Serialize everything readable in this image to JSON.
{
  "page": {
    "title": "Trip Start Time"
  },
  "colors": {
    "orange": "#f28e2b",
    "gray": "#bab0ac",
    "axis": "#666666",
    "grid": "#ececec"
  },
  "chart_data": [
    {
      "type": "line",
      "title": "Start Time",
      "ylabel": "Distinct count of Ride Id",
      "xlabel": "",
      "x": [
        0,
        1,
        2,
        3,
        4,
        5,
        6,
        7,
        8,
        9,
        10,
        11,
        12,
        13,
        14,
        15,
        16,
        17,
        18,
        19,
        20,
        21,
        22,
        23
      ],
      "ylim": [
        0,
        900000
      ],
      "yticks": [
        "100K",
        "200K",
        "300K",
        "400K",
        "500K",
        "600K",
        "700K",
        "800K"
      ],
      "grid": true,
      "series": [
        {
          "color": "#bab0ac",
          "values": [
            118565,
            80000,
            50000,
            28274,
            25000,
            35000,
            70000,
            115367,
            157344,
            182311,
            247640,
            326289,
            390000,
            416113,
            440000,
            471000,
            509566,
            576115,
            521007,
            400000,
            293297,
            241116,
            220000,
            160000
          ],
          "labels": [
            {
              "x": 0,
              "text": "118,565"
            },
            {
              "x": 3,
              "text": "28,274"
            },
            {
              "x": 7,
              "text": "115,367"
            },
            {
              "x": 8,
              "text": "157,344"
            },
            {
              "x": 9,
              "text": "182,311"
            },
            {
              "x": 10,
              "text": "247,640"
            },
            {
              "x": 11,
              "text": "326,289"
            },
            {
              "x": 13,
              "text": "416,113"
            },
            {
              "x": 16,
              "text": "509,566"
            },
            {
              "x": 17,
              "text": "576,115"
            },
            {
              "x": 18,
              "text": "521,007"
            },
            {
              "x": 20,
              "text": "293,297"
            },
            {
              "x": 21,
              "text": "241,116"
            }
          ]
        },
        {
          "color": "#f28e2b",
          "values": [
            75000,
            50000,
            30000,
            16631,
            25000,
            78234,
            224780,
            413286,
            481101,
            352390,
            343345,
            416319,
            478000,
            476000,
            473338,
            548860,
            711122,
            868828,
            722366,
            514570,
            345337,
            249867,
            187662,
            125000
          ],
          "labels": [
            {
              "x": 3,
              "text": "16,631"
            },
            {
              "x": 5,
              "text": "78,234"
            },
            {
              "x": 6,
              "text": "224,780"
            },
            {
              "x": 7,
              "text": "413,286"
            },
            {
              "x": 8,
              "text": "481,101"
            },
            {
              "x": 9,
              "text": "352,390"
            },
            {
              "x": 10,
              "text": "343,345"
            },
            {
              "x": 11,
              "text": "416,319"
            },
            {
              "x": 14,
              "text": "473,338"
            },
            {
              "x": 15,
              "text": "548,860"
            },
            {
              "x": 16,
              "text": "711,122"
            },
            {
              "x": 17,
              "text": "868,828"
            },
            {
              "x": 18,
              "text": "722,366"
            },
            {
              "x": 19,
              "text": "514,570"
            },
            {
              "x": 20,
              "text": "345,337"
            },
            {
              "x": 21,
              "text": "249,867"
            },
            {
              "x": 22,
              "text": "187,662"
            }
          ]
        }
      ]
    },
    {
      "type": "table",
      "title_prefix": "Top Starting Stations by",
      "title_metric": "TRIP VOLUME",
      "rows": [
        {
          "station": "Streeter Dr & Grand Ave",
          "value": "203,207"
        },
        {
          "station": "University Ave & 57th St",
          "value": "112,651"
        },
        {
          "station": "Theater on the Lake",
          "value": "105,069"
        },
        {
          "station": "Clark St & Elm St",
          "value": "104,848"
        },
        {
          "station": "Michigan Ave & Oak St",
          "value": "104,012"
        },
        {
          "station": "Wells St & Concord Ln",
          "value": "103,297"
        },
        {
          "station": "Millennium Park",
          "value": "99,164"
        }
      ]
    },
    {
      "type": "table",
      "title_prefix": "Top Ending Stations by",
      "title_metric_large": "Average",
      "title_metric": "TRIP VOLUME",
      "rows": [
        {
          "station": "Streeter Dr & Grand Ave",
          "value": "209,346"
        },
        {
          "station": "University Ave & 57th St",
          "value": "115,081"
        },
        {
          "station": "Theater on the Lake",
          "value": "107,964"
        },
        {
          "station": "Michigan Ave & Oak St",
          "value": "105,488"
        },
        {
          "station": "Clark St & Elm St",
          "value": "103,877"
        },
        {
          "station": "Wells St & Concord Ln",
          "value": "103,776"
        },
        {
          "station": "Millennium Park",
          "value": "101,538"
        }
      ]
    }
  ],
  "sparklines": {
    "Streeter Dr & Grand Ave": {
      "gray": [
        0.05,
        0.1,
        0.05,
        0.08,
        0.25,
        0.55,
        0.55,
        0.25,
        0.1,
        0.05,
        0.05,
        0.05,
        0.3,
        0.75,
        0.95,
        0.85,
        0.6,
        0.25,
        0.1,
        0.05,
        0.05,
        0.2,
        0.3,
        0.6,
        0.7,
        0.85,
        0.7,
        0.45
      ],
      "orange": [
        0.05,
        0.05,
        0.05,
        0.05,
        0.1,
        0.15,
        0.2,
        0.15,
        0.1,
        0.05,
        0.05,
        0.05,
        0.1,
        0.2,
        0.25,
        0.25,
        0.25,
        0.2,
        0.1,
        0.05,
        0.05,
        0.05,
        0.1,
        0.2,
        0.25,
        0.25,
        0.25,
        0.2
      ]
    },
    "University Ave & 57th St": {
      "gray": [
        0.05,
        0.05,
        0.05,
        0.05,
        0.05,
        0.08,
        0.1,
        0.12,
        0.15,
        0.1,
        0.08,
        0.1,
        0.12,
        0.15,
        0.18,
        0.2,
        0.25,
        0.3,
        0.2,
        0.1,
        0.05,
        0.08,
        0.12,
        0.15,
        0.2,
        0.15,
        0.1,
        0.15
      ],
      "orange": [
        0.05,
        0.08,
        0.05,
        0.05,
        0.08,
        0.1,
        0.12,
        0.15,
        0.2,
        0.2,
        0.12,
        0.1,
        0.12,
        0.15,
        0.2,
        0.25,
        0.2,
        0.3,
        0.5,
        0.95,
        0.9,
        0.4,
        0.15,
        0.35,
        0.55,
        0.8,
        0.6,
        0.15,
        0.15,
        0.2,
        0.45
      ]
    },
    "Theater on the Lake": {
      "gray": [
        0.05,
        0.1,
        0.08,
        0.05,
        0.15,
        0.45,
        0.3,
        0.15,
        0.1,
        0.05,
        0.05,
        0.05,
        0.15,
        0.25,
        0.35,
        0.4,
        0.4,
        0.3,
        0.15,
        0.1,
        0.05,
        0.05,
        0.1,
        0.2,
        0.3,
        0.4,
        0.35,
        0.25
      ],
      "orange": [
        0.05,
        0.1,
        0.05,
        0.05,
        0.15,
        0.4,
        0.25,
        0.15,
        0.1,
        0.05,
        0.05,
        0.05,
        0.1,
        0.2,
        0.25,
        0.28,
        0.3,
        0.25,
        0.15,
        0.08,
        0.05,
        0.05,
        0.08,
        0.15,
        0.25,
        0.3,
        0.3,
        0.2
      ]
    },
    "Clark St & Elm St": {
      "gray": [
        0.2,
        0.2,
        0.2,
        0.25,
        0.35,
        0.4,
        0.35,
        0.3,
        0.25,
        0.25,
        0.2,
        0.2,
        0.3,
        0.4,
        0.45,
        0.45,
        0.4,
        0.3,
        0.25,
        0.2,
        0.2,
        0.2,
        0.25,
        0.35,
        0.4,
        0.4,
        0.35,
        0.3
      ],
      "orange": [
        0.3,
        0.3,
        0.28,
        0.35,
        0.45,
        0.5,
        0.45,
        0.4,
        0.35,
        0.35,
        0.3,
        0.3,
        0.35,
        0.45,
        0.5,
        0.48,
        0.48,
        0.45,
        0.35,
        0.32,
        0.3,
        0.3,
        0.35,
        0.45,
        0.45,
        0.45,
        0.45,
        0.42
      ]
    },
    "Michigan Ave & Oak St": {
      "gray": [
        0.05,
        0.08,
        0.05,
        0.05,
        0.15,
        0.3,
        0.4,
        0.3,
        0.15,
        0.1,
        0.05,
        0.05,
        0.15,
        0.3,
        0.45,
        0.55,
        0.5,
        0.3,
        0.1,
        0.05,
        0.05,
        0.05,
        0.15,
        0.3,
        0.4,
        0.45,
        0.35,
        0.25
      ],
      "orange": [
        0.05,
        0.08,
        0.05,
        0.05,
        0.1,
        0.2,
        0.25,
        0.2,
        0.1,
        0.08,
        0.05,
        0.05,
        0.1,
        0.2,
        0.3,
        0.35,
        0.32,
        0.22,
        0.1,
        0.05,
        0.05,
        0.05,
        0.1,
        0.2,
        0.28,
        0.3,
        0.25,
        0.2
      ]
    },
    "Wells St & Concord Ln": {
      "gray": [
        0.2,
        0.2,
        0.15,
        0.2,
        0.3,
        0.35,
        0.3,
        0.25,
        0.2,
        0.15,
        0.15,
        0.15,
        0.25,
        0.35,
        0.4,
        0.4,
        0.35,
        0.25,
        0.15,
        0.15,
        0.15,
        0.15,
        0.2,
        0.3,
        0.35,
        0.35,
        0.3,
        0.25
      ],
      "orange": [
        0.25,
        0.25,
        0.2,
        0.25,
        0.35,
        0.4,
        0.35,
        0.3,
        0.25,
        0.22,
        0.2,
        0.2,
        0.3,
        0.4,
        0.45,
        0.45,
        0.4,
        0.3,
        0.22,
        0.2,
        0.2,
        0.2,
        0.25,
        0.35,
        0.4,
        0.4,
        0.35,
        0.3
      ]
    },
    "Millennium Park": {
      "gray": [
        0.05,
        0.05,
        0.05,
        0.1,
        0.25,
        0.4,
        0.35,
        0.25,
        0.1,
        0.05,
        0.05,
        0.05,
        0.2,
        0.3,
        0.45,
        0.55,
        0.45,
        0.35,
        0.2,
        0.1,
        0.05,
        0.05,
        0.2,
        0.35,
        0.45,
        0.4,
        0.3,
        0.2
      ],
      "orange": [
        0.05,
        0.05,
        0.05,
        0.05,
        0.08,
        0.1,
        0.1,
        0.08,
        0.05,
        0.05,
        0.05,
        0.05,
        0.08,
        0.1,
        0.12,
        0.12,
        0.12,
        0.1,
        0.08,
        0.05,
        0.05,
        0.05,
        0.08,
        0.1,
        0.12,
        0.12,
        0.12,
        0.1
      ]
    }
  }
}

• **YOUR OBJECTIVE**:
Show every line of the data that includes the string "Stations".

• **TASK OUTPUT**:
      "title_prefix": "Top Starting Stations by",
      "title_prefix": "Top Ending Stations by",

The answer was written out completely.